Hypersensitivity drug reactions (HDRs) vary over time in frequency, drugs involved, and clinical entities. Specific reactions are mediated by IgE, other antibody isotypes (IgG or IgM), and T cells. Nonspecific HDRs include those caused by nonsteroidal anti-inflammatory drugs (NSAIDs). beta-Lactams--the most important of which are amoxicillin and clavulanic acid--are involved in specific immunological mechanisms. Fluoroquinolones (mainly moxifloxacin, followed by ciprofloxacin and levofloxacin) can also induce HDRs mediated by IgE and T cells. In the case of radio contrast media, immediate reactions have decreased, while nonimmediate reactions, mediated by T cells, have increased. There has been a substantial rise in hypersensitivity reactions to antibiotics and latex in perioperative allergic reactions to anesthetics. NSAIDs are the most frequent drugs involved in HDRs. Five well-defined clinical entities, the most common of which is NSAID-induced urticaria/angioedema, have been proposed in a new consensus classification. Biological agents are proteins including antibodies that have been humanized in order to avoid adverse reactions. Reactions can be mediated by IgE or T cells or they may be due to an immunological imbalance. Chimeric antibodies are still in use and may have epitopes that are recognized by the immune system, resulting in allergic reactions.
Chlorhexidine is an antiseptic agent, commonly used, in many different preparations, and for multiple purposes. Despite its superior antimicrobial properties, chlorhexidine is a potentially allergenic substance.
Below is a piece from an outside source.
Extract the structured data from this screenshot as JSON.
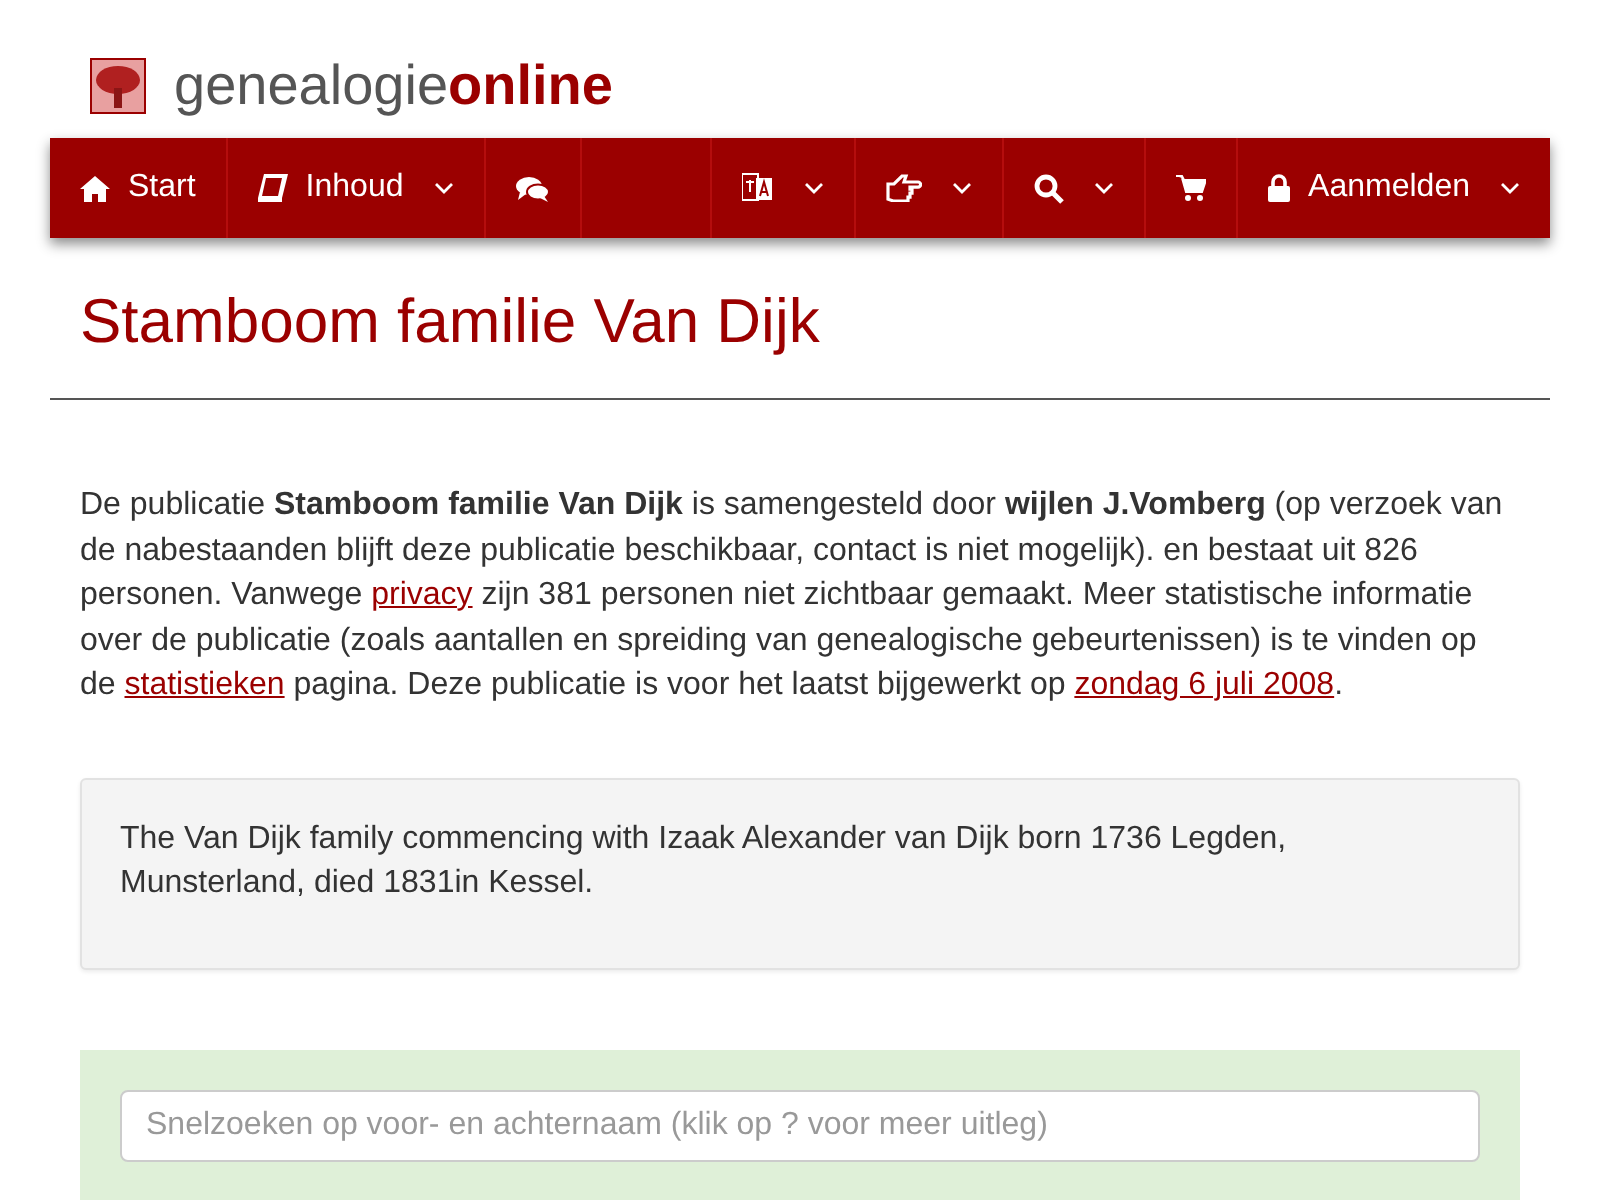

The following is a review of the current evidence-based knowledge of allergic reactions to chlorhexidine associated with surgical and interventional procedures.
Allergy and hypersensitivity occurring during anaesthesia remains a major cause of concern for anaesthesiologists.Drugs administered during surgery and various anaesthetic procedures can elicit two major groups of adverse reactions. The first group includes reactions that are usually dose-dependent and related to the pharmacological properties of a drug and/or its metabolites. The remaining reactions are mostly related to hypersensitivity and allergic responses. They do not depend on specific pharmacology and are usually not dose-dependent.Anaphylaxis is among the most severe of immune-mediated reactions; it generally occurs following re-exposure to specific antigens and release of proinflamatory mediators. The commonest drugs responsible for intraoperative anaphylaxis are muscle relaxants, but latex also accounts for a significant number of incidents, and the frequency of intraoperative latex anaphylactic reactions is increasing. Multiple organ failure, beginning with bronchospasm and cardiovascular collapse, is typical of latex reactions. An increased serum tryptase concentration confirms the diagnosis of an anaphylactic reaction, and triggers can be identified by skin prick, intradermal injection, or serologic testing.The elimination of triggers during subsequent medical episodes is essential to avoid major mortality and morbidity.